App and web page records
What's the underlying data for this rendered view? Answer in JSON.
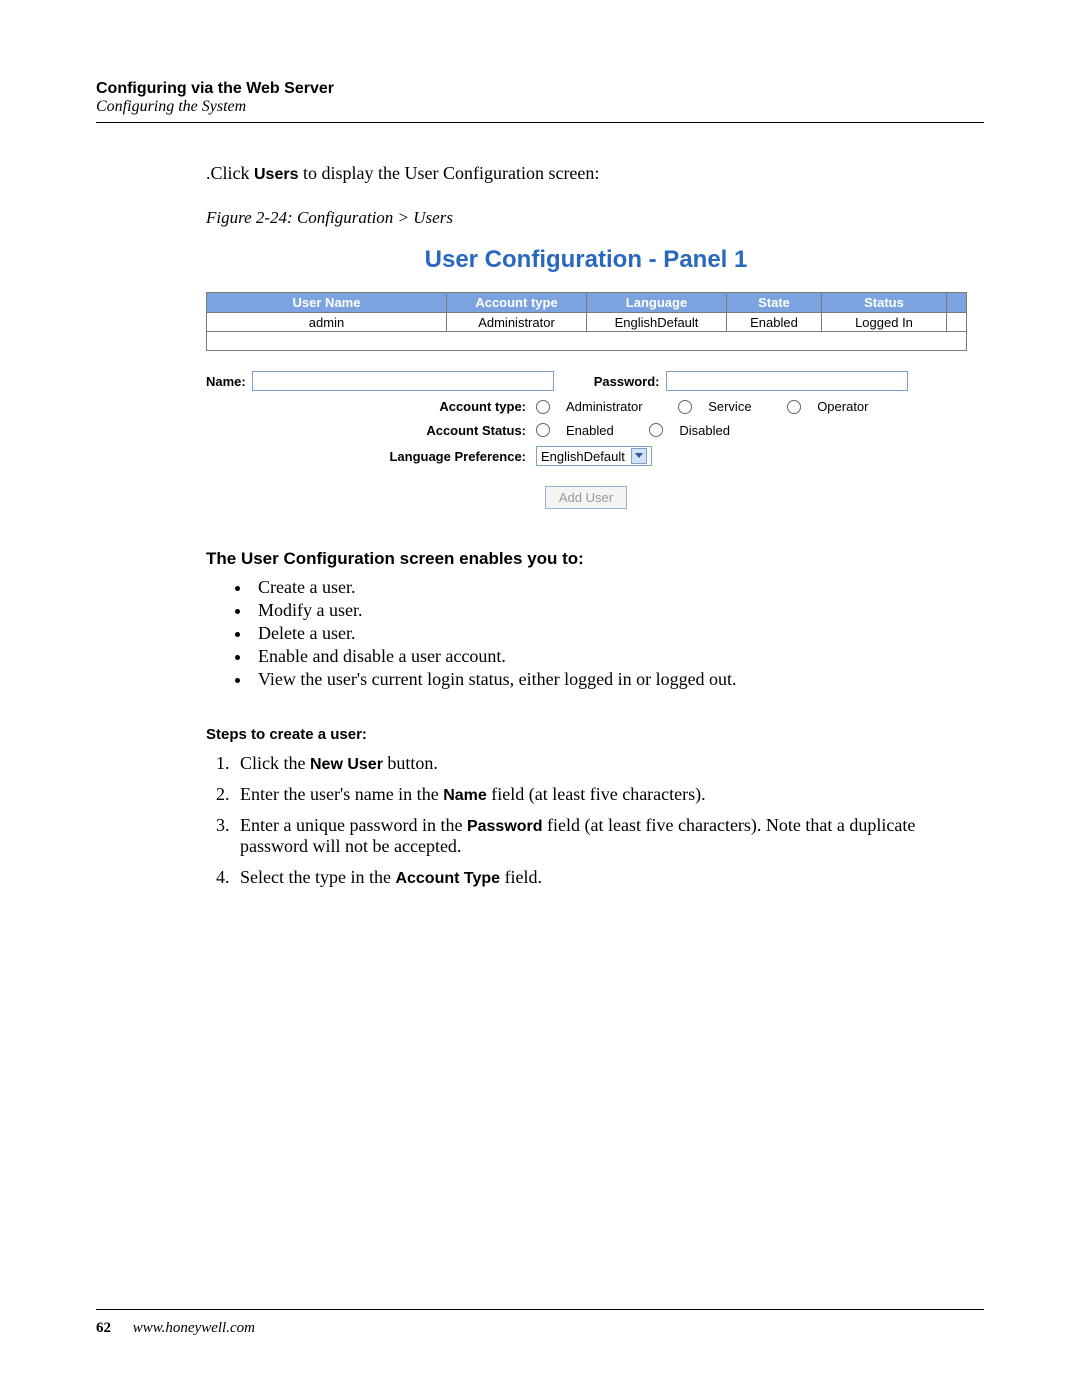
{
  "header": {
    "title_bold": "Configuring via the Web Server",
    "title_italic": "Configuring the System"
  },
  "intro": {
    "prefix": ".Click ",
    "link_word": "Users",
    "suffix": " to display the User Configuration screen:"
  },
  "figure_caption": "Figure 2-24:   Configuration > Users",
  "screenshot": {
    "title": "User Configuration - Panel 1",
    "table": {
      "headers": [
        "User Name",
        "Account type",
        "Language",
        "State",
        "Status"
      ],
      "rows": [
        [
          "admin",
          "Administrator",
          "EnglishDefault",
          "Enabled",
          "Logged In"
        ]
      ]
    },
    "form": {
      "name_label": "Name:",
      "password_label": "Password:",
      "account_type_label": "Account type:",
      "account_type_options": [
        "Administrator",
        "Service",
        "Operator"
      ],
      "account_status_label": "Account Status:",
      "account_status_options": [
        "Enabled",
        "Disabled"
      ],
      "language_pref_label": "Language Preference:",
      "language_pref_value": "EnglishDefault",
      "button": "Add User"
    }
  },
  "enables_heading": "The User Configuration screen enables you to:",
  "enables_list": [
    "Create a user.",
    "Modify a user.",
    "Delete a user.",
    "Enable and disable a user account.",
    "View the user's current login status, either logged in or logged out."
  ],
  "steps_heading": "Steps to create a user:",
  "steps": {
    "s1": {
      "pre": "Click the ",
      "bold": "New User",
      "post": " button."
    },
    "s2": {
      "pre": "Enter the user's name in the ",
      "bold": "Name",
      "post": " field (at least five characters)."
    },
    "s3": {
      "pre": "Enter a unique password in the ",
      "bold": "Password",
      "post": " field (at least five characters). Note that a duplicate password will not be accepted."
    },
    "s4": {
      "pre": "Select the type in the ",
      "bold": "Account Type",
      "post": " field."
    }
  },
  "footer": {
    "page_number": "62",
    "url": "www.honeywell.com"
  }
}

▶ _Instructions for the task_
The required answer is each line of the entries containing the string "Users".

▶ _Answer box_
    "link_word": "Users",
  "figure_caption": "Figure 2-24:   Configuration > Users",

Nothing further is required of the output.